- **TASK PROMPT**
Work through the material below and count the lines holding the word "ADAT"; give that count and nothing more.

★ ★ ★ ★ ★

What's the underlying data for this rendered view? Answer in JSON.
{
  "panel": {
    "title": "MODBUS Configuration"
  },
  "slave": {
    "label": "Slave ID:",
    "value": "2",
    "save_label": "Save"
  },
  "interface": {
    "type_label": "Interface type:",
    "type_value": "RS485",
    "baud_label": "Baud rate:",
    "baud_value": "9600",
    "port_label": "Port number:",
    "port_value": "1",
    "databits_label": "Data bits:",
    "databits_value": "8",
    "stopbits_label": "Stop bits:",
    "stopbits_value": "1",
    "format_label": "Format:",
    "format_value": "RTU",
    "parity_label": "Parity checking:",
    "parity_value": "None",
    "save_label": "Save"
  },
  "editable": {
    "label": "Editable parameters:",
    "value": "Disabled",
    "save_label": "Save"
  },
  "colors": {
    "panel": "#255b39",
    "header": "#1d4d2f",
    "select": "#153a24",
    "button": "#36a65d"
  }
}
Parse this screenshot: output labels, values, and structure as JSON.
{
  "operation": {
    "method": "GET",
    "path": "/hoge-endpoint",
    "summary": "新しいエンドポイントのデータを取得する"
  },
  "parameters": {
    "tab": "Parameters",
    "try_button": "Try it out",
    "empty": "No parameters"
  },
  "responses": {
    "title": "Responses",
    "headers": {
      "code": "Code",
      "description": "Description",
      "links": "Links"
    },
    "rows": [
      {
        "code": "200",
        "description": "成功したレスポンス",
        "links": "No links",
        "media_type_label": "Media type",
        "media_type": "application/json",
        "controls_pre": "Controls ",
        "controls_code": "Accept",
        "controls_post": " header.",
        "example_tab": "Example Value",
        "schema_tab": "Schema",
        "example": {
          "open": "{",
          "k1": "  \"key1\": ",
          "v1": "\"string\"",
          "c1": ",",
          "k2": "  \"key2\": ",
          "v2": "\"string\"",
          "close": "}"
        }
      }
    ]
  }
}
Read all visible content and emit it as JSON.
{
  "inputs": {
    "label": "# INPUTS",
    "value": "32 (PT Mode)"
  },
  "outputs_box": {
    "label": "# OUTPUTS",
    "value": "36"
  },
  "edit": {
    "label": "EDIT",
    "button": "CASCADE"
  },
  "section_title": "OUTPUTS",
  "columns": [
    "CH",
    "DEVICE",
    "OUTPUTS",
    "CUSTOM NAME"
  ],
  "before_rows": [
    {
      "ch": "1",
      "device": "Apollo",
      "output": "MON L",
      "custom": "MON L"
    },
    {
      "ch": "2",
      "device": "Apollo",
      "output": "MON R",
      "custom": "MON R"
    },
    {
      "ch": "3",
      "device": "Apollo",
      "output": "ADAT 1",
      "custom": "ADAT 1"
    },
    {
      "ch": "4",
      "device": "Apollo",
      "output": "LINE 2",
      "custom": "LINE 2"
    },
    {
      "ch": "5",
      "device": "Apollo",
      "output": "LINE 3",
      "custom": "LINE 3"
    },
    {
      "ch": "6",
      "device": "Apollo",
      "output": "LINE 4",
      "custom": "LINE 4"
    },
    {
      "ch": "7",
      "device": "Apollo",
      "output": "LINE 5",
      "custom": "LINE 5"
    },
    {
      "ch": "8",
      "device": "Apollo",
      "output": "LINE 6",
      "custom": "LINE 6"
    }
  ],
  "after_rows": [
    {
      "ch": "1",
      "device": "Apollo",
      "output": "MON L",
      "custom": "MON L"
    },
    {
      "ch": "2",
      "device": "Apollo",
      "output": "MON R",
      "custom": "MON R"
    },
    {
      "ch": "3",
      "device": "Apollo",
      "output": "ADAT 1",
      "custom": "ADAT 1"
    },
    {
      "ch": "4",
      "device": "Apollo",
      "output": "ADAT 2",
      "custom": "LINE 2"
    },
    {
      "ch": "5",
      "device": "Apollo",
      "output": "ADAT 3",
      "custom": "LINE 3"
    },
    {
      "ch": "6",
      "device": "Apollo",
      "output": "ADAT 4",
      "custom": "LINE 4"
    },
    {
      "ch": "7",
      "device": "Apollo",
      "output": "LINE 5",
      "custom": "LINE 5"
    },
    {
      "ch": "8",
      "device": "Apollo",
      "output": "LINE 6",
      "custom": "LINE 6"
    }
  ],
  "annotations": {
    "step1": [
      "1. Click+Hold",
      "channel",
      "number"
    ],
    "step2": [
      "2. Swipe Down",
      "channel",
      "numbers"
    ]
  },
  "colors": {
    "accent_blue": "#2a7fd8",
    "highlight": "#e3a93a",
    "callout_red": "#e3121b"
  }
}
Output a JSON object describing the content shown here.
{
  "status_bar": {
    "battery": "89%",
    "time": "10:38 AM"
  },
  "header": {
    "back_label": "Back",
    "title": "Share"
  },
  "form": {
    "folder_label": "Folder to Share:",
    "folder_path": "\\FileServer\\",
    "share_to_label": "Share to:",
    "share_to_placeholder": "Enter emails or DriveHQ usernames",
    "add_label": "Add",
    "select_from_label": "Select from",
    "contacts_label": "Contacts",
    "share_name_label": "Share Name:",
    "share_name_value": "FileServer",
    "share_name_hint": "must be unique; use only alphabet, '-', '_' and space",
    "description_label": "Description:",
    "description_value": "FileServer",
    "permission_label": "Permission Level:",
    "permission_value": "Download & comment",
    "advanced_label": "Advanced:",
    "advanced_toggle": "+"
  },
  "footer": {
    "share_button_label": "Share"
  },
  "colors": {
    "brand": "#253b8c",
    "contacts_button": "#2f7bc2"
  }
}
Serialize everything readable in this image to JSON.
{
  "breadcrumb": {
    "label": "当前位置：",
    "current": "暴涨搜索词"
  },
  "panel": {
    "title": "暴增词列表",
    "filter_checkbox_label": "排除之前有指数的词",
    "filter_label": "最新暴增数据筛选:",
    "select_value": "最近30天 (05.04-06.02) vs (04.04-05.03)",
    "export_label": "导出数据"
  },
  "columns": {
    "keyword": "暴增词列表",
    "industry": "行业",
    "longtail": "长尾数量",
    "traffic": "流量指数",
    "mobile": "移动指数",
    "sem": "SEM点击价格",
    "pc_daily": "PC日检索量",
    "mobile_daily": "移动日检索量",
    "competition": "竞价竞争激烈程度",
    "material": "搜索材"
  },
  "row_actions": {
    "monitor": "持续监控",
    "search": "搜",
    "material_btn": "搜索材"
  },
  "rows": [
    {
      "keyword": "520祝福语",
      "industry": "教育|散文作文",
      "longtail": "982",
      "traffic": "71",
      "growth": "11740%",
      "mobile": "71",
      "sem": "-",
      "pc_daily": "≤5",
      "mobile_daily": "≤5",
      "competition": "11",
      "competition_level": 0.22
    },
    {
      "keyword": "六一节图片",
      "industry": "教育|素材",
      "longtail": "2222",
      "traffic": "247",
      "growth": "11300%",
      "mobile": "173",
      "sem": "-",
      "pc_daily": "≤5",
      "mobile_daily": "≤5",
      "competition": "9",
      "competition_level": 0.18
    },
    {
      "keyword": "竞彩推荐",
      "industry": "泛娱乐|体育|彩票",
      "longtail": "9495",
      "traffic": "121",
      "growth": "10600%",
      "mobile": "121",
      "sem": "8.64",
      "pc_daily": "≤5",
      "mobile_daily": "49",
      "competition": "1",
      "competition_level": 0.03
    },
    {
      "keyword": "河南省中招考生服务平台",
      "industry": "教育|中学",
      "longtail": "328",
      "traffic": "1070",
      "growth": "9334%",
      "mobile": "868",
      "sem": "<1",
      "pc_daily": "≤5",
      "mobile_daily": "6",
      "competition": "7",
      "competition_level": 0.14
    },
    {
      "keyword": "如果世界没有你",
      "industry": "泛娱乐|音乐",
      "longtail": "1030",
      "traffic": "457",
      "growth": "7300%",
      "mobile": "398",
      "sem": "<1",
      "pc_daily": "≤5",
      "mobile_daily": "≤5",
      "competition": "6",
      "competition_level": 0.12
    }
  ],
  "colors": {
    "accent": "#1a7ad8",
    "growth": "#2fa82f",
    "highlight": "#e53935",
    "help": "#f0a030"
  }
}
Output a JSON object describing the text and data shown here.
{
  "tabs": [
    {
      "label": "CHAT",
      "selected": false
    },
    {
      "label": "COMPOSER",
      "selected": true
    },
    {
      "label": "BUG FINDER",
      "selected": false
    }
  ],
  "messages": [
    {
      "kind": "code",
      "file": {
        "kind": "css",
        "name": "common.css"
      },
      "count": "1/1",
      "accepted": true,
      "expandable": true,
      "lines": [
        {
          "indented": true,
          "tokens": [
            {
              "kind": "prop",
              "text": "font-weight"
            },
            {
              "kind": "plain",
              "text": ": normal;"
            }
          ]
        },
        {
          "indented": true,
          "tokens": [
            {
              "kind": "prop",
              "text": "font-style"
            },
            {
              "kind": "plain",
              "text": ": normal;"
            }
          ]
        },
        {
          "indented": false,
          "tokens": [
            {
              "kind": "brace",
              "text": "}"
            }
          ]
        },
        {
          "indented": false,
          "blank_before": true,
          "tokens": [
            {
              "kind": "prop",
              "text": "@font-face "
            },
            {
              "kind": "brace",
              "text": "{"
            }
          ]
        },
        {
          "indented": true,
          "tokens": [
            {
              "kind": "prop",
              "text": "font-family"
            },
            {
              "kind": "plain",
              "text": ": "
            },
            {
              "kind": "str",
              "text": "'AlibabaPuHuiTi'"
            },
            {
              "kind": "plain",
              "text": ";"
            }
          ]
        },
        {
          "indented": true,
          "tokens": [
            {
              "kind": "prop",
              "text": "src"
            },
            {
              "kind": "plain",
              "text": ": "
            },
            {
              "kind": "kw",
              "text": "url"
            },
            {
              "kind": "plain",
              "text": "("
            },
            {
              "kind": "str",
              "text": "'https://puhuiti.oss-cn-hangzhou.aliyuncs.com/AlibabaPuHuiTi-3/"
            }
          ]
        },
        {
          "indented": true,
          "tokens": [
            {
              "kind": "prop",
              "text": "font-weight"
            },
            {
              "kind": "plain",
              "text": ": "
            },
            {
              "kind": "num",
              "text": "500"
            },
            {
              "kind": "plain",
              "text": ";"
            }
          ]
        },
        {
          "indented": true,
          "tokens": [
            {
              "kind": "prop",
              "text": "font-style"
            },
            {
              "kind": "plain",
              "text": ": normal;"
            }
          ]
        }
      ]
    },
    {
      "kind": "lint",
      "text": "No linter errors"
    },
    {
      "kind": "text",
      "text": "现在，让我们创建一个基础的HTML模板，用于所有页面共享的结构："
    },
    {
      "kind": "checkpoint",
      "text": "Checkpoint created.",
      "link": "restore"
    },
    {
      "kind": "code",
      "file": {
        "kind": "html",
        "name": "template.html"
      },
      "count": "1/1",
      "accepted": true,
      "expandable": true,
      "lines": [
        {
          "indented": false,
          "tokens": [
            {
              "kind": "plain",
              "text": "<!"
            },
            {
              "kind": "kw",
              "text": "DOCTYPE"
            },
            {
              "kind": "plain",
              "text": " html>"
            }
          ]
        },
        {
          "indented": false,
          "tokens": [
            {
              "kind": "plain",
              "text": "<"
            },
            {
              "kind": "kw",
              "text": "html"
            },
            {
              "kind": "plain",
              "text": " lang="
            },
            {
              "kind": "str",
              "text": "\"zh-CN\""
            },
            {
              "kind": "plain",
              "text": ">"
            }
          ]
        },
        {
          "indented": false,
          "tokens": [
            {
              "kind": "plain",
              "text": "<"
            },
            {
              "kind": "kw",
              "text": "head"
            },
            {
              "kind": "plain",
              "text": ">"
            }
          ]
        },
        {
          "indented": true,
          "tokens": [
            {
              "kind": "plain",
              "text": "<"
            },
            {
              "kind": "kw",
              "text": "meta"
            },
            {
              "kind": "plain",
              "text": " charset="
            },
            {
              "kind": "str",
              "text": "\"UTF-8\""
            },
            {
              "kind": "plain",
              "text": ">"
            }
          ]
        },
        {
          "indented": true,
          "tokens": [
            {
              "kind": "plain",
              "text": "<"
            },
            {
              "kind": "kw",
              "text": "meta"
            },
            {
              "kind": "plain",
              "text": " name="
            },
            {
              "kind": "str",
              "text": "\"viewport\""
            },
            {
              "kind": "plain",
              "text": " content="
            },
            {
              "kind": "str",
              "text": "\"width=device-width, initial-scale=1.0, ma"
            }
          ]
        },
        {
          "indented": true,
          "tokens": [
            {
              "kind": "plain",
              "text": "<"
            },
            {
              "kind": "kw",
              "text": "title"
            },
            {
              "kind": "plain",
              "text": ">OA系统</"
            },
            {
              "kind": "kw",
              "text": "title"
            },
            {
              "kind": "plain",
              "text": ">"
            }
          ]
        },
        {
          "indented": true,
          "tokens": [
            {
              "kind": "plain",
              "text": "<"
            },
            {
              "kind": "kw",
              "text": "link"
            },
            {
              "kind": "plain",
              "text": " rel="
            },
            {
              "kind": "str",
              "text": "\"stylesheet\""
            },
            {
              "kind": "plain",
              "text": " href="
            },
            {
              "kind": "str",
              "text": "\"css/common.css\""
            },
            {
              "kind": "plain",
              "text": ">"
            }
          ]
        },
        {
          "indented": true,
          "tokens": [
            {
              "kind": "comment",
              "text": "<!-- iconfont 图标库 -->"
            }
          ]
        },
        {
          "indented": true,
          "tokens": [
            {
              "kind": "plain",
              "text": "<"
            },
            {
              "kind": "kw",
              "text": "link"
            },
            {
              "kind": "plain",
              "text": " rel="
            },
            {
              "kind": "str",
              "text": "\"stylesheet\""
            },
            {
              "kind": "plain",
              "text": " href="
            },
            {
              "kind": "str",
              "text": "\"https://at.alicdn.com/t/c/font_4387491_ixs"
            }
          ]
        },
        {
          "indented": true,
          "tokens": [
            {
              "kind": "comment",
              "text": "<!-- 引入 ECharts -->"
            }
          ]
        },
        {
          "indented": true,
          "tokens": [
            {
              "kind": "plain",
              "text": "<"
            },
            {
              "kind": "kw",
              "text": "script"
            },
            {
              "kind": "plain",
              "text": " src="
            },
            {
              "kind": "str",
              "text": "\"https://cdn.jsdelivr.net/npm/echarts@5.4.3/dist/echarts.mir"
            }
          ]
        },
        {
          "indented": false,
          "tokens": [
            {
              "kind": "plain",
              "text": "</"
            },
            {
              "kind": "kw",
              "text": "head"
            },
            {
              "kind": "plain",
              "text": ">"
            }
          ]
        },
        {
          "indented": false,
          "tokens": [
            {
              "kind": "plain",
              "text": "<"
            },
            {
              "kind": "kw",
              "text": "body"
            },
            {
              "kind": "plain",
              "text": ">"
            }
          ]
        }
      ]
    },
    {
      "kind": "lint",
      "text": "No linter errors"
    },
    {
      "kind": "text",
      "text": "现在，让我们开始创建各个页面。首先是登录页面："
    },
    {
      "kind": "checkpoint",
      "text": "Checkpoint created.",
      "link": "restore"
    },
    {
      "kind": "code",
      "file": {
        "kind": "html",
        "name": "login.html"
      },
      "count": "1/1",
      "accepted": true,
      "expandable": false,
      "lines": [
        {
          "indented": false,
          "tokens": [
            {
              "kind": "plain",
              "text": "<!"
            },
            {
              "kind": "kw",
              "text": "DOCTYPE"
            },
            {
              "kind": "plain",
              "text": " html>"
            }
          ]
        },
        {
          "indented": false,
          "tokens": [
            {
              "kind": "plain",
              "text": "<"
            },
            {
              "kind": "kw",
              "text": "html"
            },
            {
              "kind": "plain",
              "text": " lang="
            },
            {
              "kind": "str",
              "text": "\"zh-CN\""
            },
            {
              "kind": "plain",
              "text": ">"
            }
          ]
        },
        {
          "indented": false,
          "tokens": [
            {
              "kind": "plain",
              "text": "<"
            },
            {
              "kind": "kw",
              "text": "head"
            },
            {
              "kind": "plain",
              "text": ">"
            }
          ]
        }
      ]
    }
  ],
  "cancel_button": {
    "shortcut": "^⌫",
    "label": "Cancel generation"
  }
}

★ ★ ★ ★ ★

- **WRITTEN SOLUTION**
7